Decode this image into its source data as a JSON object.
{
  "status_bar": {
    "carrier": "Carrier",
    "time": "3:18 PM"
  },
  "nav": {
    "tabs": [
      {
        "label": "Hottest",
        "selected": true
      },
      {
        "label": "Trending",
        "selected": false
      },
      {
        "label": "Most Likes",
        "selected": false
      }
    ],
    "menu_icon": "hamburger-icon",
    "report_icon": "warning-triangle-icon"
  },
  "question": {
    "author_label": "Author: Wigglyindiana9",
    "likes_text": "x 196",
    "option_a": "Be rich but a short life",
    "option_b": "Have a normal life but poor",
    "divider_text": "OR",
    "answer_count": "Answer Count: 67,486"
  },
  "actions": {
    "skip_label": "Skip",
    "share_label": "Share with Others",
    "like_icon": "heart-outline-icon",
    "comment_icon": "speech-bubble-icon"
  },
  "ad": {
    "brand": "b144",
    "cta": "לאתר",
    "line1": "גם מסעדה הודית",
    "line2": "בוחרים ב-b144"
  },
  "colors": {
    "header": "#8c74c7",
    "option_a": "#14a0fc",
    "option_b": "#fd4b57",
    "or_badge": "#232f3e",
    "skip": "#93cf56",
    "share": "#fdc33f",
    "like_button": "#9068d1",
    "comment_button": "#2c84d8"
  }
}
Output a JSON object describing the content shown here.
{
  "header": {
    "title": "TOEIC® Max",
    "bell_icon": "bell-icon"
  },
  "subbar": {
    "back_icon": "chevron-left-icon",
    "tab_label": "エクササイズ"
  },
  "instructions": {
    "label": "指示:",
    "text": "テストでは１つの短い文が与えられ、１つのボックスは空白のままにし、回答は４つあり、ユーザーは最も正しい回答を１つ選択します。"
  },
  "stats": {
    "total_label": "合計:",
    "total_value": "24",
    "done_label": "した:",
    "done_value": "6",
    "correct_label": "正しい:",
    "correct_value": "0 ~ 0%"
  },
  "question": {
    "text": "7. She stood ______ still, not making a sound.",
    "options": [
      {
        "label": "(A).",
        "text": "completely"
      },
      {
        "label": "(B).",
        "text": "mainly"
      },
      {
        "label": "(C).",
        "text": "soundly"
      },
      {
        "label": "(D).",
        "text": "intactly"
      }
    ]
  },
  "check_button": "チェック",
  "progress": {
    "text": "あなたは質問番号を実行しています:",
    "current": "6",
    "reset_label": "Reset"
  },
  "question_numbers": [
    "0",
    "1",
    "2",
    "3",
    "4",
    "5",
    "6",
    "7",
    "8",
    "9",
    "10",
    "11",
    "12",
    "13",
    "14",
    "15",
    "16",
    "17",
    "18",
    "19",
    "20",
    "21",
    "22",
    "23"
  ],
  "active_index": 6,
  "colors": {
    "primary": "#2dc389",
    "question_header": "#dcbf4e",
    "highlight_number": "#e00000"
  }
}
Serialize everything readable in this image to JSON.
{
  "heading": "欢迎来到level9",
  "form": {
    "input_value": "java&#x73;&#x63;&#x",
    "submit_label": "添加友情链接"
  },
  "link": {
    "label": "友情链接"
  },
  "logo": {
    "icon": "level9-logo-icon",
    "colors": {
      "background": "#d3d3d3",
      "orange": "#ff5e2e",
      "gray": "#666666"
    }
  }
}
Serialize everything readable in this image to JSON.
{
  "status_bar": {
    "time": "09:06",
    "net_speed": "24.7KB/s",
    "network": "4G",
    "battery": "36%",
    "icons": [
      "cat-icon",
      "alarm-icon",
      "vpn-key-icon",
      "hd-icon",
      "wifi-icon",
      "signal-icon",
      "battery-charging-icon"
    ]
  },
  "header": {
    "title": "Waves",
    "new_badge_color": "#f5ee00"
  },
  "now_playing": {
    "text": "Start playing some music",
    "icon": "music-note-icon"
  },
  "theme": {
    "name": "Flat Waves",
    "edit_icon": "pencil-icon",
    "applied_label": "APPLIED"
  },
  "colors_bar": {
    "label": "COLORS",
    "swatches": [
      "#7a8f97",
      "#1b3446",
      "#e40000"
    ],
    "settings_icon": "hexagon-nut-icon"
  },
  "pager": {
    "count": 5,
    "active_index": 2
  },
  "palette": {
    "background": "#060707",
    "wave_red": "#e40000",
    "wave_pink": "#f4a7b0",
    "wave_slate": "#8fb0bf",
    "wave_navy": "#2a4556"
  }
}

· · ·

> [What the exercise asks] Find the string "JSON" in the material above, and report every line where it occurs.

> [Reply to the exercise]
Decode this image into its source data as a JSON object.
Output a JSON object describing the content shown here.
Serialize everything readable in this image to JSON.
Serialize everything readable in this image to JSON.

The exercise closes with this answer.